**EXERCISE INSTRUCTIONS**
Every record, from first to last, should be written out again exactly.
--- EXTRACTED DATA ---
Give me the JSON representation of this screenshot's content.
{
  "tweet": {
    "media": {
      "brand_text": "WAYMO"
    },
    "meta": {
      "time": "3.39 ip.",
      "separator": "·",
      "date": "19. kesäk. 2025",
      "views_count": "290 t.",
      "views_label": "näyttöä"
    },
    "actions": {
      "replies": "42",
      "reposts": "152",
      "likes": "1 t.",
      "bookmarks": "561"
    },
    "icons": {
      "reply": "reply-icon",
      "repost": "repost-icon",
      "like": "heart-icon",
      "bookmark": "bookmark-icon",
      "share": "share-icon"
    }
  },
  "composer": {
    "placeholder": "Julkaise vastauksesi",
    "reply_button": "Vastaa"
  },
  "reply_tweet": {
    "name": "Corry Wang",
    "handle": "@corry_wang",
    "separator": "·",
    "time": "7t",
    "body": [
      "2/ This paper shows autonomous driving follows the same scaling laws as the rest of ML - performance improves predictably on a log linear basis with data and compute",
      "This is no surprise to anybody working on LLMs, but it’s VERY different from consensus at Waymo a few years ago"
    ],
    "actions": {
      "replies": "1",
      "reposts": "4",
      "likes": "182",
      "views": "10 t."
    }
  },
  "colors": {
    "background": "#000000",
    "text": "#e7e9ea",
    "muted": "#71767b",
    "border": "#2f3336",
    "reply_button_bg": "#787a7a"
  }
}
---
**SOLUTION**
Give me the JSON representation of this screenshot's content.
{
  "tweet": {
    "media": {
      "brand_text": "WAYMO"
    },
    "meta": {
      "time": "3.39 ip.",
      "separator": "·",
      "date": "19. kesäk. 2025",
      "views_count": "290 t.",
      "views_label": "näyttöä"
    },
    "actions": {
      "replies": "42",
      "reposts": "152",
      "likes": "1 t.",
      "bookmarks": "561"
    },
    "icons": {
      "reply": "reply-icon",
      "repost": "repost-icon",
      "like": "heart-icon",
      "bookmark": "bookmark-icon",
      "share": "share-icon"
    }
  },
  "composer": {
    "placeholder": "Julkaise vastauksesi",
    "reply_button": "Vastaa"
  },
  "reply_tweet": {
    "name": "Corry Wang",
    "handle": "@corry_wang",
    "separator": "·",
    "time": "7t",
    "body": [
      "2/ This paper shows autonomous driving follows the same scaling laws as the rest of ML - performance improves predictably on a log linear basis with data and compute",
      "This is no surprise to anybody working on LLMs, but it’s VERY different from consensus at Waymo a few years ago"
    ],
    "actions": {
      "replies": "1",
      "reposts": "4",
      "likes": "182",
      "views": "10 t."
    }
  },
  "colors": {
    "background": "#000000",
    "text": "#e7e9ea",
    "muted": "#71767b",
    "border": "#2f3336",
    "reply_button_bg": "#787a7a"
  }
}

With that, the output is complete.